**PROBLEM TO WORK ON:**
What lines in the records include the string "this"? Return each one.

**GIVEN DATA:**
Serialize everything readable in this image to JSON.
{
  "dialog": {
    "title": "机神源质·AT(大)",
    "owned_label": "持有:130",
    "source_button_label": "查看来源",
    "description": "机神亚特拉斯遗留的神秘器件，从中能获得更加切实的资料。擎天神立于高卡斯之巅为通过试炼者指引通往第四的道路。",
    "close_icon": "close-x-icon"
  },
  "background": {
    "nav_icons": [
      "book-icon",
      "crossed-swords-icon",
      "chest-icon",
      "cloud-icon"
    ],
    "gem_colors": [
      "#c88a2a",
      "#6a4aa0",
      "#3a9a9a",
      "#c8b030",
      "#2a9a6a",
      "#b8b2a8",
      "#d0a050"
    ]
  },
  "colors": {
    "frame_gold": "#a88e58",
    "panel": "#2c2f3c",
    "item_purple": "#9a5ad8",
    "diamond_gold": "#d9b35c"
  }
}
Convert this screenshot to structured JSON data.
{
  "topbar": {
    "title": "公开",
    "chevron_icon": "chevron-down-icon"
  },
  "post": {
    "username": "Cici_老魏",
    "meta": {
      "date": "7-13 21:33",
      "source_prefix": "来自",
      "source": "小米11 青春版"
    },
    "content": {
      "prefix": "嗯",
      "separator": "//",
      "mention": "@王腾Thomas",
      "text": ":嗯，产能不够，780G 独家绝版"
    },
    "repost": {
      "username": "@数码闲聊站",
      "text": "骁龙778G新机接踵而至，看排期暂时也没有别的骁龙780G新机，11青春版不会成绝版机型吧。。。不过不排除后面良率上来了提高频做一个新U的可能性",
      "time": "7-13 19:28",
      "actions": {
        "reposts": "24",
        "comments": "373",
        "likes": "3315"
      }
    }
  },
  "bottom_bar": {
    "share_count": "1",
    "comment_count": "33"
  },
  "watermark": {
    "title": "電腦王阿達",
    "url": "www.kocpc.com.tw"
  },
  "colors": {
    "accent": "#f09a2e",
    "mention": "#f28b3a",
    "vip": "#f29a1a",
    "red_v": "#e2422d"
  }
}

**TASK SOLUTION:**
Serialize everything readable in this image to JSON.
Convert this screenshot to structured JSON data.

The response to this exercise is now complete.